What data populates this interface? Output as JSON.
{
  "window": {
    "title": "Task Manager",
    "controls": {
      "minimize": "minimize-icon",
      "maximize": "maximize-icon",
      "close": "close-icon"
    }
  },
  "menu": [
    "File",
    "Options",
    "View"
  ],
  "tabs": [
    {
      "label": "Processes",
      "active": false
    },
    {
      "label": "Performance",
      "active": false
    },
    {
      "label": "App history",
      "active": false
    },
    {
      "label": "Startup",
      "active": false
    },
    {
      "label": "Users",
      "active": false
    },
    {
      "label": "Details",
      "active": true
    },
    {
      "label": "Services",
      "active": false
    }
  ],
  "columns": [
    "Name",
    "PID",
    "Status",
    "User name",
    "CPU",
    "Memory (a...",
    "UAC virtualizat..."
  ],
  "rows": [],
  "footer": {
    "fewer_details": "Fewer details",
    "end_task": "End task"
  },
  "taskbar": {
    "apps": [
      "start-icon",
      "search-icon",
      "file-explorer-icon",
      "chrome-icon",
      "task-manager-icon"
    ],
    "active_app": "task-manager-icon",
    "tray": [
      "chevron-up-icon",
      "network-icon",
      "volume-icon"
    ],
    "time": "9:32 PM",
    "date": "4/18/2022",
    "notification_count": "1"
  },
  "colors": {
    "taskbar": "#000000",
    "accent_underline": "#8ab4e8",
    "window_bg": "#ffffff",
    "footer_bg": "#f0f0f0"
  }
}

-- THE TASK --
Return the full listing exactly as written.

-- WRITTEN REPLY --
What data populates this interface? Output as JSON.
{
  "window": {
    "title": "Task Manager",
    "controls": {
      "minimize": "minimize-icon",
      "maximize": "maximize-icon",
      "close": "close-icon"
    }
  },
  "menu": [
    "File",
    "Options",
    "View"
  ],
  "tabs": [
    {
      "label": "Processes",
      "active": false
    },
    {
      "label": "Performance",
      "active": false
    },
    {
      "label": "App history",
      "active": false
    },
    {
      "label": "Startup",
      "active": false
    },
    {
      "label": "Users",
      "active": false
    },
    {
      "label": "Details",
      "active": true
    },
    {
      "label": "Services",
      "active": false
    }
  ],
  "columns": [
    "Name",
    "PID",
    "Status",
    "User name",
    "CPU",
    "Memory (a...",
    "UAC virtualizat..."
  ],
  "rows": [],
  "footer": {
    "fewer_details": "Fewer details",
    "end_task": "End task"
  },
  "taskbar": {
    "apps": [
      "start-icon",
      "search-icon",
      "file-explorer-icon",
      "chrome-icon",
      "task-manager-icon"
    ],
    "active_app": "task-manager-icon",
    "tray": [
      "chevron-up-icon",
      "network-icon",
      "volume-icon"
    ],
    "time": "9:32 PM",
    "date": "4/18/2022",
    "notification_count": "1"
  },
  "colors": {
    "taskbar": "#000000",
    "accent_underline": "#8ab4e8",
    "window_bg": "#ffffff",
    "footer_bg": "#f0f0f0"
  }
}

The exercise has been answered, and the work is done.